by Mike Todd
“Come on, try it,” I said to my wife, Kara, nudging the cube of who-knows-what toward her.
“Uh uh,” she said, shaking her head.
“Oh, try something new, Evan,” I said, reminding her of the phrase we employ 27 times a day in our vain attempts to get our four-year-old son, who is 90% chicken-nugget-powered, to eat something that can’t be dunked in ketchup.
“The whole idea is freaking me out a little,” she replied. That’s exactly the effect the little cube was meant to have.
I’d first heard about this chicken substitute in a 2012 Slate.com article by Farhad Manjoo, titled, “Fake Meat So Good It Will Freak You Out.” In that article, Manjoo said that a new company called Beyond Meat had created the best fake meat yet, so good that it even fooled a New York Times food writer.
The article stuck with me, even two years later, because I am a vegetarian sympathizer, which means that I lack the willpower to be an actual vegetarian, but I’d like all the animals that I eat to know that I like them a lot, even before they’re covered in melted cheese.
Over the years, I’ve fed my brain a steady, growing diet of cognitive dissonance. I’ll dive over the couch to keep Kara from squishing a spider and then go back to dipping my bacon in au jus (which, translated from the French, means “what happens when you wring out a cow”). While I know that eating meat is bad for the planet and not such a great deal for the animals, either, its deliciousness makes it awfully easy to rationalize. Bacon, after all, is just a tiny sliver. The pig will hardly miss it.

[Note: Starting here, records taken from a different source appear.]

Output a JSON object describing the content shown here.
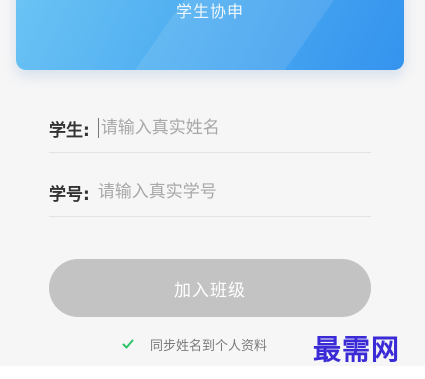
{
  "header": {
    "title": "学生协申"
  },
  "form": {
    "student": {
      "label": "学生:",
      "placeholder": "请输入真实姓名"
    },
    "student_id": {
      "label": "学号:",
      "placeholder": "请输入真实学号"
    }
  },
  "join_button": {
    "label": "加入班级"
  },
  "sync": {
    "label": "同步姓名到个人资料",
    "checked": true
  },
  "watermark": {
    "text": "最需网"
  },
  "colors": {
    "header_gradient_start": "#6cc4f4",
    "header_gradient_end": "#3493ee",
    "button_disabled": "#c3c3c3",
    "check_green": "#2ec26a",
    "watermark": "#3a2bd6"
  }
}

In the movie “Interview with the Vampire,” Brad Pitt’s character becomes a vampire consumed with guilt at the idea of killing people for food. He tries to tame his hunger by feeding on rats, but it’s ultimately not enough. “Oh, come on, it’s not that hard to not kill people. I do it all the time,” I remember thinking.

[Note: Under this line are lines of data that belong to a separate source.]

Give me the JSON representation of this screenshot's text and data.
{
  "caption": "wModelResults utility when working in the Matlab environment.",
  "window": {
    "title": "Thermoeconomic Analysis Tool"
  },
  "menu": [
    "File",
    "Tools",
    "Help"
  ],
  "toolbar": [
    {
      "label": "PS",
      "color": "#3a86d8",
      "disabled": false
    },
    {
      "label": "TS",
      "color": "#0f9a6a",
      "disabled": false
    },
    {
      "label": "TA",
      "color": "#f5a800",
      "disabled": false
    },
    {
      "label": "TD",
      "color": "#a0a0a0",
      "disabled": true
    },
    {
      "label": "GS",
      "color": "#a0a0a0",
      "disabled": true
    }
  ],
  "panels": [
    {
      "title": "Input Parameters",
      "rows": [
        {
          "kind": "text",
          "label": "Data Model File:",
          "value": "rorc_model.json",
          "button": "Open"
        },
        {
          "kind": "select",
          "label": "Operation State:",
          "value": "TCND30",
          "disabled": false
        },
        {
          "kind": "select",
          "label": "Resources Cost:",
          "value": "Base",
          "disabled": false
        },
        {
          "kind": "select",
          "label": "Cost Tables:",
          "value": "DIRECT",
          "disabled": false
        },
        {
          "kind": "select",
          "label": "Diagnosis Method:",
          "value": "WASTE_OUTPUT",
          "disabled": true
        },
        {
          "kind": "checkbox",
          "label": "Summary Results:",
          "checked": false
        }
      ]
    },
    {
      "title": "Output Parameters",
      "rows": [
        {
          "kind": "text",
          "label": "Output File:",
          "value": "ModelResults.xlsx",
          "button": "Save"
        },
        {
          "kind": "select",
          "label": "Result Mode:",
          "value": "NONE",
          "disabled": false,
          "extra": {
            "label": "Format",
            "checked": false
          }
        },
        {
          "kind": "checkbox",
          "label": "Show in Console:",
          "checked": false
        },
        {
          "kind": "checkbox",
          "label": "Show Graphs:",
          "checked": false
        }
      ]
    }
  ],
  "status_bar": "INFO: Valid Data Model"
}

When I attempt to make a meal out of squash, though, I get a little more sympathy for vampires. Vegetables are my rats; I might survive, but I refuse to enjoy them.

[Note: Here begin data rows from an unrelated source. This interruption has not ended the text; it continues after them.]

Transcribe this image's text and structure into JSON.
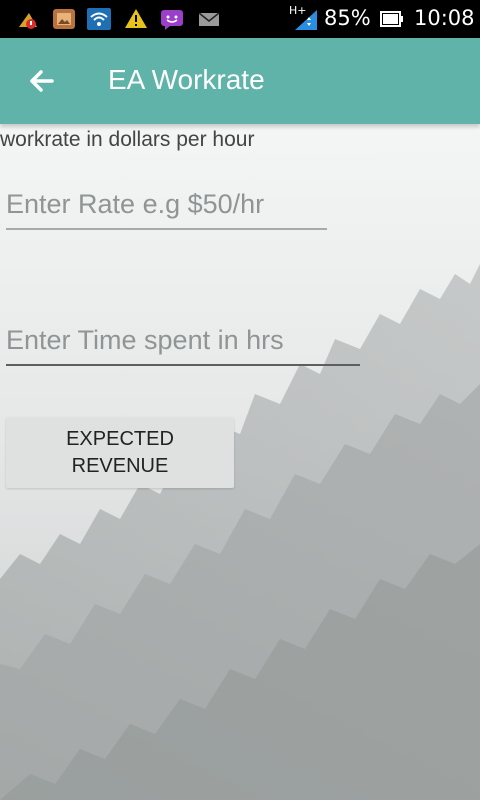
{
  "status_bar": {
    "icons": [
      "notification-alert-icon",
      "gallery-icon",
      "wifi-icon",
      "warning-icon",
      "messaging-icon",
      "email-icon",
      "signal-icon",
      "battery-icon"
    ],
    "network_type": "H+",
    "battery_percent": "85%",
    "time": "10:08"
  },
  "app_bar": {
    "title": "EA Workrate",
    "color": "#5fb3a8",
    "back_icon": "arrow-left-icon"
  },
  "main": {
    "description": "workrate in dollars per hour",
    "rate_field": {
      "placeholder": "Enter Rate e.g $50/hr",
      "value": ""
    },
    "time_field": {
      "placeholder": "Enter Time spent in hrs",
      "value": ""
    },
    "calc_button": {
      "line1": "EXPECTED",
      "line2": "REVENUE"
    }
  }
}
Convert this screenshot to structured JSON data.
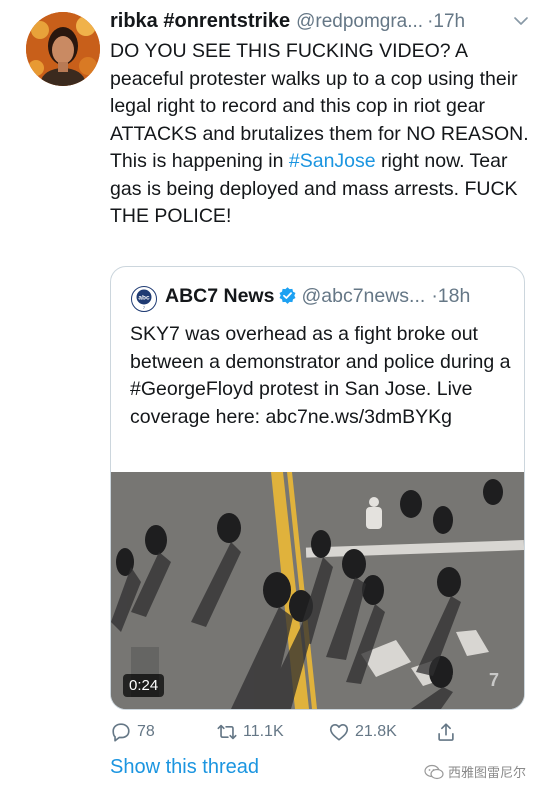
{
  "tweet": {
    "display_name": "ribka #onrentstrike",
    "handle": "@redpomgra...",
    "time": "·17h",
    "text_part1": "DO YOU SEE THIS FUCKING VIDEO? A peaceful protester walks up to a cop using their legal right to record and this cop in riot gear ATTACKS and brutalizes them for NO REASON. This is happening in ",
    "hashtag": "#SanJose",
    "text_part2": " right now. Tear gas is being deployed and mass arrests. FUCK THE POLICE!"
  },
  "quoted_tweet": {
    "display_name": "ABC7 News",
    "handle": "@abc7news...",
    "time": "·18h",
    "text": "SKY7 was overhead as a fight broke out between a demonstrator and police during a #GeorgeFloyd protest in San Jose. Live coverage here: abc7ne.ws/3dmBYKg",
    "video_duration": "0:24"
  },
  "actions": {
    "replies": "78",
    "retweets": "11.1K",
    "likes": "21.8K"
  },
  "show_thread_label": "Show this thread",
  "watermark_text": "西雅图雷尼尔",
  "colors": {
    "link": "#1b95e0",
    "secondary_text": "#657786",
    "border": "#ccd6dd",
    "verified": "#1da1f2"
  },
  "icons": [
    "avatar",
    "chevron-down-icon",
    "abc7-logo",
    "verified-badge-icon",
    "reply-icon",
    "retweet-icon",
    "like-icon",
    "share-icon",
    "wechat-icon"
  ]
}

So when we went out for lunch recently and the restaurant had a little sign proclaiming, “All chicken dishes available with Beyond Meat chicken-free strips,” I thought, well, today’s my clucky day. “Can I try that with the fake chicken?” I asked, surprised to hear my voice saying those words.
Back at our table, Kara watched me take the first bite of a buffalo not-chicken wrap. “How is it? Can you tell?” she asked.
On the one hand, it felt good knowing that the only thing that had to die to make this lunch was my sense of apprehension. On the other hand, my hesitant hopes may have been a little too high. I was expecting fool-a-food-critic fake chicken. What I got was closer to fool-a-food-critic-who’s-still-recovering-from-a-root-canal fake chicken.
“No, it’s fine. I mean the texture actually feels like chicken. It just seems like they had to cram some spices in there to keep my soy radar from going off,” I said.
I took out a cube of the chicken-like substance and put it in Kara’s plate, nudging it toward her.
She wasn’t as curious to try it, but when she could tell we were headed toward “here comes the airplane, into the hangar” territory, she relented.
“Yeah, I mean, pretty close, I guess,” she said, chewing and shrugging.
So while we may not be ready to move beyond meat quite yet, it seems hopeful that perhaps we’re closing in on it. Maybe someday we’ll even sneak a soy nugget past Evan.